The level of cooperation between the transition organization and the White House may be unprecedented, especially for presidents coming from different parties (and considering that Obama's entire campaign theme could basically be boiled down to, "Had enough of that other guy yet?"). Partly, that's because Obama's transition team started to plan for the changeover in August. "This is a very organized transition," said John Burke, a political science professor at the University of Vermont who studies transitions. "They were much more organized during the pre-election period than any transition that we've seen."
That planning took on greater urgency when the financial system nearly collapsed in October. "His feeling -- particularly as the fall went on and the deterioration in the economy grew -- was that there wouldn't be time to sit around, that it was going to be very important to be ready," an Obama campaign advisor said.

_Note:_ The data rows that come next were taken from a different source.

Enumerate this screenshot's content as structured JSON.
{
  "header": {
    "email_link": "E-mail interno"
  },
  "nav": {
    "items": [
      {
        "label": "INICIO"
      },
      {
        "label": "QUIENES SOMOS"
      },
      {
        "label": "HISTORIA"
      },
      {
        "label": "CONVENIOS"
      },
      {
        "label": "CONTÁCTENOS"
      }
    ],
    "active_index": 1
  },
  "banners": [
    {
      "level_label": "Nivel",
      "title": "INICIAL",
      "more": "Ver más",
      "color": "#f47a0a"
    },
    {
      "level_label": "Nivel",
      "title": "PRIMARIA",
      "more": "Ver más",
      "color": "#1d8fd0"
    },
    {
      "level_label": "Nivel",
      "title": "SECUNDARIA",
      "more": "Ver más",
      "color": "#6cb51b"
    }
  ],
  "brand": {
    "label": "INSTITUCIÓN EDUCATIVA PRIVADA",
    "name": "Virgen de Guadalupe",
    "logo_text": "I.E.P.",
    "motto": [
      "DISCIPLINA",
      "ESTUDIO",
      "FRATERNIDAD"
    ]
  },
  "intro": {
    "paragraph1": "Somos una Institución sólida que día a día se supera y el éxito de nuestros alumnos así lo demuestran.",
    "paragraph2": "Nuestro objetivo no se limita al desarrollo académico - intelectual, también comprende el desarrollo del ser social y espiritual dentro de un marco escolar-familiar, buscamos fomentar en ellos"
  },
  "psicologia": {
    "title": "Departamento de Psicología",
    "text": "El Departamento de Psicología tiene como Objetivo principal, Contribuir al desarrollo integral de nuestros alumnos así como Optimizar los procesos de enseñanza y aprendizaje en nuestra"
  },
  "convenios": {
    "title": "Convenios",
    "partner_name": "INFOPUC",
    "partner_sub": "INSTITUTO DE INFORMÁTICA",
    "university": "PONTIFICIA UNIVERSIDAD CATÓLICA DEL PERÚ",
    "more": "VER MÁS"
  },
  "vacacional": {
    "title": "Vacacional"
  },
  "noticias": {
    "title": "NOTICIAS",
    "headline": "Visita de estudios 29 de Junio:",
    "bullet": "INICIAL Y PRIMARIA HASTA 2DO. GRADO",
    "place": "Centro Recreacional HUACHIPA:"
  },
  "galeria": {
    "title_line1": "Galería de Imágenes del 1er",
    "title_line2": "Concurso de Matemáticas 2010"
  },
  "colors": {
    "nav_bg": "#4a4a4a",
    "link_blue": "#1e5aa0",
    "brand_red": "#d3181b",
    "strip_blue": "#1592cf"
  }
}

The transition planning was cordoned off from the campaign strategy sessions, but once Obama won, it wasn't hard to start integrating the staff from the campaign with the staff that was already looking ahead to January.
If Bush wasn't the lamest of lame ducks, of course, it might be easier to manage the transition period. But since his little dance routine while waiting for McCain in March (ahead of their only lengthy joint public event together this year), the current president has been mostly missing in action. With approval ratings hovering around 25 percent, that's not entirely surprising; when only one in four Americans still likes you, how effectively could you push any agenda? But even Bush allies say he's left something of a leadership gap that Obama has little choice but to fill. "Part of the problem we've had with the financial crisis is we haven't had a visible leader of the country on economic issues for a long time," said Vin Weber, a former House member from Minnesota and now a Republican power broker who's in frequent contact with the White House. "We have not had -- in my judgment -- a national leader speaking to the economic crisis for months and months and months. Now we have a new president, and he can fill that void."
And at some level, even Bush's own aides may realize that. Weber said administration officials quickly got over an initial dust-up over leaks from the Obama team after the 43rd and 44th presidents met two weeks ago. Now the White House staff is "by and large very impressed" by the Obama transition operation, he said. (Thanks to a relatively orderly election, it's light-years ahead of Bush's own transition -- by this time in 2000, the Supreme Court hadn't even made Bush president-elect yet.) Obama aides say the same thing about the cooperation they're getting from Bush officials.
Of course, eight years is a long time for any president to stick around, even popular ones. But these past eight years have left most Americans with a particular urge to move on. "That sense of impatience on the part of everybody -- it's very strong this time," the Obama campaign advisor said. Fortunately, there are only 55 days left to wait for a change. And both Bush and Obama seem to be doing whatever they can to speed things along.